Records from a data source
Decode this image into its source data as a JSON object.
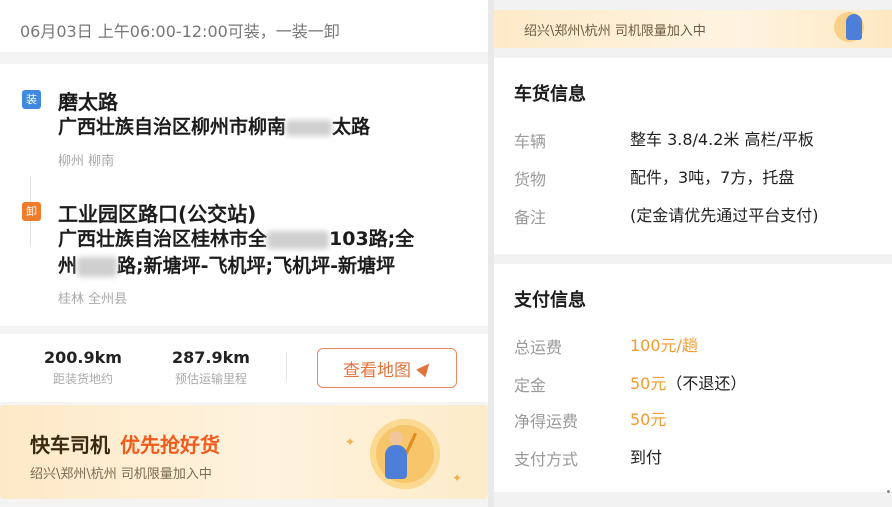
{
  "schedule": {
    "text": "06月03日 上午06:00-12:00可装，一装一卸"
  },
  "load_stop": {
    "tag": "装",
    "name": "磨太路",
    "address_prefix": "广西壮族自治区柳州市柳南",
    "address_suffix": "太路",
    "city": "柳州 柳南"
  },
  "unload_stop": {
    "tag": "卸",
    "name": "工业园区路口(公交站)",
    "address_line1_prefix": "广西壮族自治区桂林市全",
    "address_line1_suffix": "103路;全",
    "address_line2_prefix": "州",
    "address_line2_suffix": "路;新塘坪-飞机坪;飞机坪-新塘坪",
    "city": "桂林 全州县"
  },
  "distance": {
    "to_load_value": "200.9km",
    "to_load_label": "距装货地约",
    "route_value": "287.9km",
    "route_label": "预估运输里程",
    "map_button": "查看地图"
  },
  "promo_banner": {
    "title": "快车司机",
    "highlight": "优先抢好货",
    "subtitle": "绍兴\\郑州\\杭州 司机限量加入中"
  },
  "top_banner": {
    "text": "绍兴\\郑州\\杭州 司机限量加入中"
  },
  "cargo_info": {
    "title": "车货信息",
    "rows": [
      {
        "label": "车辆",
        "value": "整车 3.8/4.2米 高栏/平板"
      },
      {
        "label": "货物",
        "value": "配件，3吨，7方，托盘"
      },
      {
        "label": "备注",
        "value": "(定金请优先通过平台支付)"
      }
    ]
  },
  "payment_info": {
    "title": "支付信息",
    "rows": [
      {
        "label": "总运费",
        "value": "100元/趟",
        "extra": ""
      },
      {
        "label": "定金",
        "value": "50元",
        "extra": "（不退还）"
      },
      {
        "label": "净得运费",
        "value": "50元",
        "extra": ""
      },
      {
        "label": "支付方式",
        "value": "到付",
        "extra": ""
      }
    ]
  },
  "colors": {
    "accent_orange": "#f29b2f",
    "load_blue": "#3f8ae0",
    "unload_orange": "#f07c2a"
  },
  "icons": [
    "navigation-arrow-icon",
    "clock-illustration-icon",
    "runner-illustration-icon"
  ]
}
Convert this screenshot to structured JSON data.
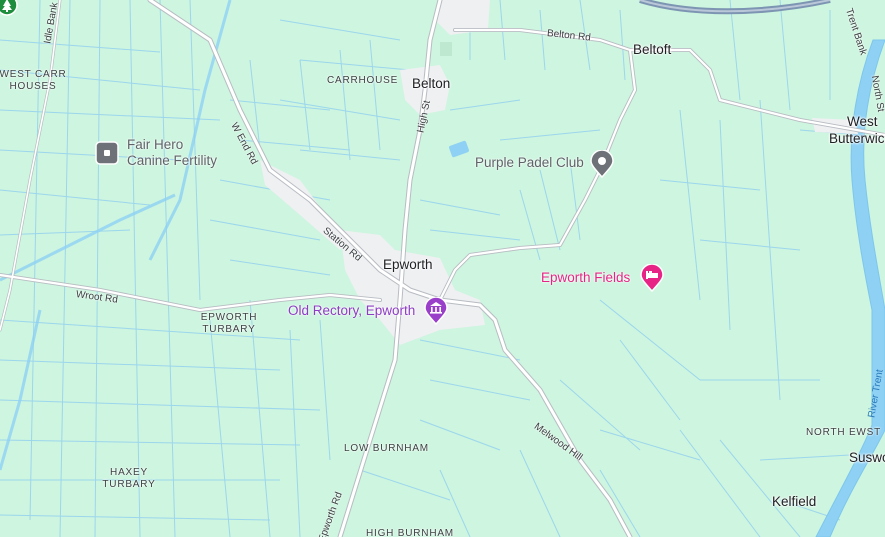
{
  "map": {
    "colors": {
      "land": "#cdf5df",
      "water": "#8ed1f5",
      "drain": "#9ad5ee",
      "road": "#ffffff",
      "road_casing": "#b8bcc2",
      "motorway": "#7d95b2",
      "settlement": "#eef0f2",
      "poi_gray": "#6e7278",
      "poi_pink": "#e72485",
      "poi_purple": "#9a3fca"
    },
    "towns": {
      "belton": "Belton",
      "beltoft": "Beltoft",
      "epworth": "Epworth",
      "west": "West",
      "butterwick": "Butterwick",
      "susworth": "Suswo",
      "kelfield": "Kelfield"
    },
    "hamlets": {
      "west_carr_houses_1": "WEST CARR",
      "west_carr_houses_2": "HOUSES",
      "carrhouse": "CARRHOUSE",
      "epworth_turbary_1": "EPWORTH",
      "epworth_turbary_2": "TURBARY",
      "low_burnham": "LOW BURNHAM",
      "haxey_turbary_1": "HAXEY",
      "haxey_turbary_2": "TURBARY",
      "high_burnham": "HIGH BURNHAM",
      "north_ewster": "NORTH EWST"
    },
    "roads": {
      "belton_rd": "Belton Rd",
      "idle_bank": "Idle Bank",
      "w_end_rd": "W End Rd",
      "station_rd": "Station Rd",
      "high_st": "High St",
      "wroot_rd": "Wroot Rd",
      "melwood_hill": "Melwood Hill",
      "epworth_rd": "Epworth Rd",
      "trent_bank": "Trent Bank",
      "north_st": "North St"
    },
    "rivers": {
      "river_trent": "River Trent"
    },
    "pois": {
      "fair_hero_1": "Fair Hero",
      "fair_hero_2": "Canine Fertility",
      "purple_padel": "Purple Padel Club",
      "epworth_fields": "Epworth Fields",
      "old_rectory": "Old Rectory, Epworth"
    },
    "icons": {
      "fair_hero": "square-marker-icon",
      "purple_padel": "pin-marker-icon",
      "epworth_fields": "hotel-bed-icon",
      "old_rectory": "museum-icon",
      "top_left": "tree-park-icon"
    }
  }
}
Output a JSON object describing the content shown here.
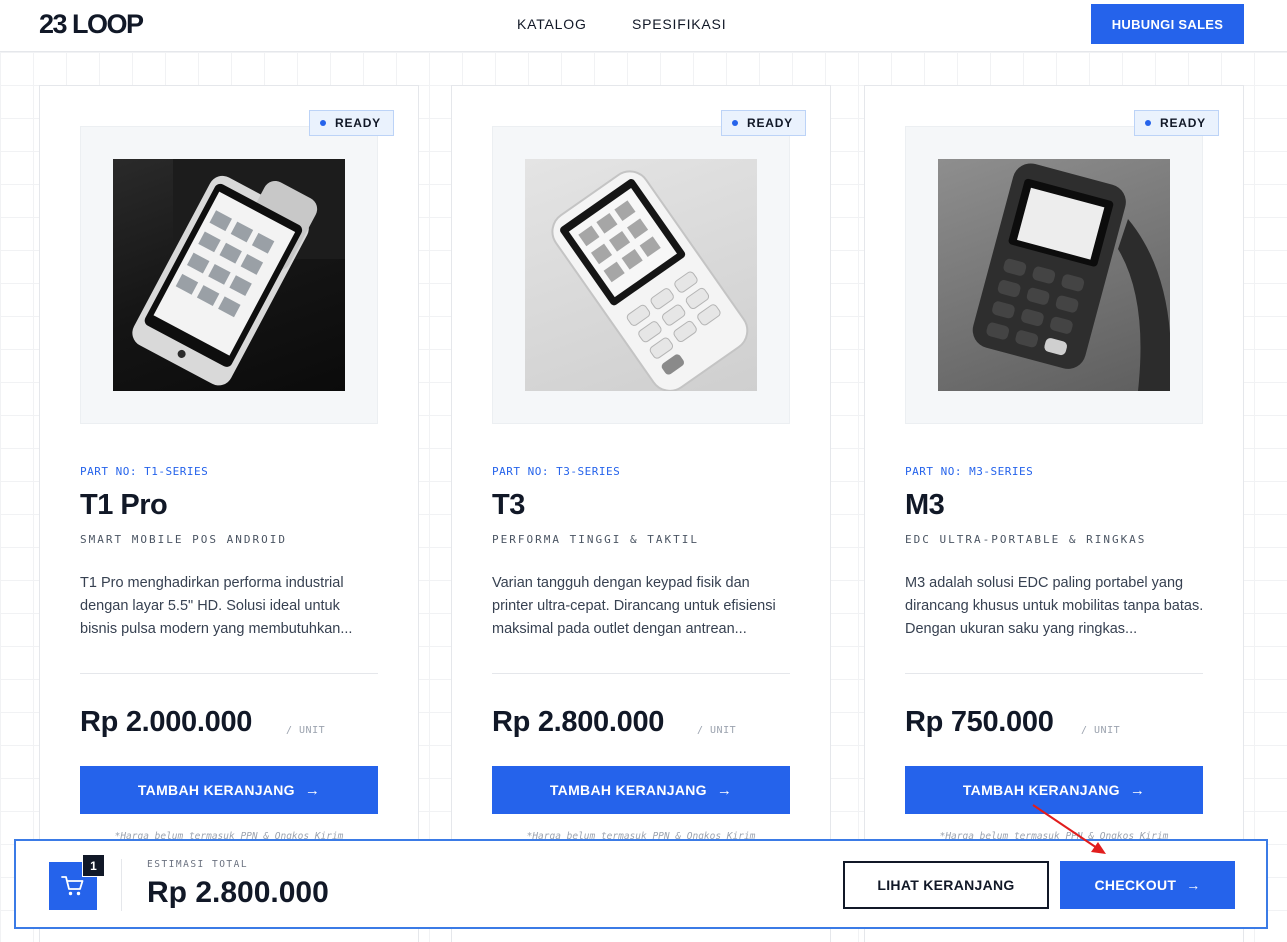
{
  "header": {
    "logo": "23 LOOP",
    "nav": [
      "KATALOG",
      "SPESIFIKASI"
    ],
    "cta": "HUBUNGI SALES"
  },
  "products": [
    {
      "badge": "READY",
      "part_no": "PART NO: T1-SERIES",
      "name": "T1 Pro",
      "tagline": "SMART MOBILE POS ANDROID",
      "description": "T1 Pro menghadirkan performa industrial dengan layar 5.5\" HD. Solusi ideal untuk bisnis pulsa modern yang membutuhkan...",
      "price": "Rp 2.000.000",
      "unit": "/ UNIT",
      "button": "TAMBAH KERANJANG",
      "note": "*Harga belum termasuk PPN & Ongkos Kirim"
    },
    {
      "badge": "READY",
      "part_no": "PART NO: T3-SERIES",
      "name": "T3",
      "tagline": "PERFORMA TINGGI & TAKTIL",
      "description": "Varian tangguh dengan keypad fisik dan printer ultra-cepat. Dirancang untuk efisiensi maksimal pada outlet dengan antrean...",
      "price": "Rp 2.800.000",
      "unit": "/ UNIT",
      "button": "TAMBAH KERANJANG",
      "note": "*Harga belum termasuk PPN & Ongkos Kirim"
    },
    {
      "badge": "READY",
      "part_no": "PART NO: M3-SERIES",
      "name": "M3",
      "tagline": "EDC ULTRA-PORTABLE & RINGKAS",
      "description": "M3 adalah solusi EDC paling portabel yang dirancang khusus untuk mobilitas tanpa batas. Dengan ukuran saku yang ringkas...",
      "price": "Rp 750.000",
      "unit": "/ UNIT",
      "button": "TAMBAH KERANJANG",
      "note": "*Harga belum termasuk PPN & Ongkos Kirim"
    }
  ],
  "cart": {
    "count": "1",
    "label": "ESTIMASI TOTAL",
    "total": "Rp 2.800.000",
    "view_cart": "LIHAT KERANJANG",
    "checkout": "CHECKOUT"
  },
  "colors": {
    "accent": "#2563eb",
    "dark": "#111827",
    "annotation": "#e11d1d"
  }
}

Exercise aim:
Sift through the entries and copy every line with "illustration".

Output of the task:
    "clock-illustration-icon",
    "runner-illustration-icon"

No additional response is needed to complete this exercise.